My mum gave the exhortation at the wedding ceremony. Usually those words sound familiar because the message is often repeated, only in its various forms, at different weddings. But this time, something mum said struck me worthwhile and true. I promised to take it down.
You know how we are always talking about loving someone? We think about all the beautiful qualities the person we are in love with has, we ask romantic things like, What do you love about me?, we take complementary tests and personality tests just to affirm that a couple is a perfect match, we think about how beautiful the babies will look like with such a beautiful couple.
But romanticism aside, all these affirmations or questions are merely devised by man to affirm the love between a couple.
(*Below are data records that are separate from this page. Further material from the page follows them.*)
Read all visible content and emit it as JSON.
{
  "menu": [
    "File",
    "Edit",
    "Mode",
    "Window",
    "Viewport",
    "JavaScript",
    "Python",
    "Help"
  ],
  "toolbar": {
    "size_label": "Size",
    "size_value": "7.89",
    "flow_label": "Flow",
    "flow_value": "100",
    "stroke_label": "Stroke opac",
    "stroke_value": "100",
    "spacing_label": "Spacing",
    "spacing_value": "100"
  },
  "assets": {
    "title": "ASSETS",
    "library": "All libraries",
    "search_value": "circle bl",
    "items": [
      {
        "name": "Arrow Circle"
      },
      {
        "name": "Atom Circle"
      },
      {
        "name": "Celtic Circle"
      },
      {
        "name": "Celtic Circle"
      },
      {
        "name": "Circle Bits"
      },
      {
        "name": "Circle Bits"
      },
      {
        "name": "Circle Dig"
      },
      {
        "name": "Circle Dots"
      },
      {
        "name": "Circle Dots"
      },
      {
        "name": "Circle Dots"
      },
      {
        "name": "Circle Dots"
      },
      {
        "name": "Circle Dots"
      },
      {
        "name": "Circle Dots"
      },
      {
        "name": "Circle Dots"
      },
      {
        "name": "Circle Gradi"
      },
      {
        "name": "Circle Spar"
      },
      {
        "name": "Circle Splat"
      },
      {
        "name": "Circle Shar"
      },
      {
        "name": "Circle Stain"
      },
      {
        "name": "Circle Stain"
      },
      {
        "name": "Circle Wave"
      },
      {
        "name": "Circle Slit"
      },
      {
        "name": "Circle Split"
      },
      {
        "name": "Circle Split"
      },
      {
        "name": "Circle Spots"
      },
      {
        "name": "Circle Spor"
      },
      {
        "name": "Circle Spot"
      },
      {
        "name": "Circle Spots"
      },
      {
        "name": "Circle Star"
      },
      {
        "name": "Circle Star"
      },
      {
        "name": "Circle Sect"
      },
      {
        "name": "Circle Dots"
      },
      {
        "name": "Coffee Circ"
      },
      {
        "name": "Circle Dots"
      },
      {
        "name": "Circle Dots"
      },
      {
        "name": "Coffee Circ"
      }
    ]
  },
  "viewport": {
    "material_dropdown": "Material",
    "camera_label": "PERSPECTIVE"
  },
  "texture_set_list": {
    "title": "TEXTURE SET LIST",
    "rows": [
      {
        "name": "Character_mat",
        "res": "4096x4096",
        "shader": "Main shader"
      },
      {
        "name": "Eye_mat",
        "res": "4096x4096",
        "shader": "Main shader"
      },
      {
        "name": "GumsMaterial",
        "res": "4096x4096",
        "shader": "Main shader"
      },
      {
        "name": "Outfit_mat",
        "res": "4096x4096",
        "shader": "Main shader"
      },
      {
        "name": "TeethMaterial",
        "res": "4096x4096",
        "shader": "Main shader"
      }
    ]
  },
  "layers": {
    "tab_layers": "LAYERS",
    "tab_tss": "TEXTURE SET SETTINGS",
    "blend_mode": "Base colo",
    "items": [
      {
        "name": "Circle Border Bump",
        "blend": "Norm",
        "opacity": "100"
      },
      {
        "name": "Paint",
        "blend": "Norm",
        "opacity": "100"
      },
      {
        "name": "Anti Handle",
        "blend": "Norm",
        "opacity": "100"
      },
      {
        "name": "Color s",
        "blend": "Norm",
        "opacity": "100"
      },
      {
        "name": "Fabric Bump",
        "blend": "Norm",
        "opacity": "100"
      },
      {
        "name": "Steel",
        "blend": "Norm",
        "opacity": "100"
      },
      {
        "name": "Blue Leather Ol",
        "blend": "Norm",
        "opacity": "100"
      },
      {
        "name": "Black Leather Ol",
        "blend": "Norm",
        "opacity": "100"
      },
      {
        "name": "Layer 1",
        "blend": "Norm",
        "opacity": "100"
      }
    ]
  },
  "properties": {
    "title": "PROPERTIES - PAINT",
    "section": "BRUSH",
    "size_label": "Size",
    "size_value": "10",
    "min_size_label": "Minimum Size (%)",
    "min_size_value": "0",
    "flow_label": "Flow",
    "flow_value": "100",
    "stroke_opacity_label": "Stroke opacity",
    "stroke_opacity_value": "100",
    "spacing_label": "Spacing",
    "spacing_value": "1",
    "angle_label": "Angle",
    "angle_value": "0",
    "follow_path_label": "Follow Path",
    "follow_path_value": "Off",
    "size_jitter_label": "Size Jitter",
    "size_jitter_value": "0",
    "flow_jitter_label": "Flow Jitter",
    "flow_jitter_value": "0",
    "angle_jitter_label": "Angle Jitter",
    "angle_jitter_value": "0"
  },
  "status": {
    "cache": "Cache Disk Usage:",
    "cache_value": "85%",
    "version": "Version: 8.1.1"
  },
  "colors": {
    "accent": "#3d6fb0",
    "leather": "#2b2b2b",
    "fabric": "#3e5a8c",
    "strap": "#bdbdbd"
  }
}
It does not prove the love between a couple, and it definitely does not suggest that a couple will remain happily in love forever – if they are tested “99% complementary” a month before they tied the knot.
All these romantic markers we look out for in a relationship to decide whether it works or it does not, has actually caused us to forget what we truly need to focus on to make a marriage last: how to love.
We do not love someone for their golden locks, or beautiful smile, or sexy physique. Those are superficial. Neither should we love someone for their cheerful personality, amiable friendliness, and open mindedness. Those things will change over time. People change, hearts change, and minds change.
Perhaps this is why we see a lot of people divorced today – because we assume that our partners will stay the same. When life rubs their the hard way and things get rough and our partners change, we say, “I do not know you anymore”, and maybe, go on to say the wedding is void because “you are not the person I married.”
Before I heard this message at the wedding, I must say that I probably assumed my future partner to stay the same way too. I would not fall in love with his physical features, I was certain, but what is wrong with falling in love with his personality, with his heart and mind? It was wrong because thinking that caused me to forget that he will change, a decade or so down the road. What then? Do I disacknowledge the marriage vows taken before the Lord… because he is no longer the same man?
How can we love then? If Christ is the centre of a marriage, would we then learn how to love one another better? If we learn to love one another with the love that comes from God – because God first loved us – not because of another person’s good qualities, we will hopefully realise what it means when we say, “Love comes from God. God is Love.”
And I suppose when we seek to love God more wholly, rather than love our partners, the love exuded from a couple’s relationship will not be one centred around the couple – it will be instead, a love centred around God, the Creator of the Universe, the Lord who joined the two hearts as one. That will be one that is the most beautiful and pleasing and eternal, wouldn’t it?
As a sidenote, I am glad I have learned to put down. :)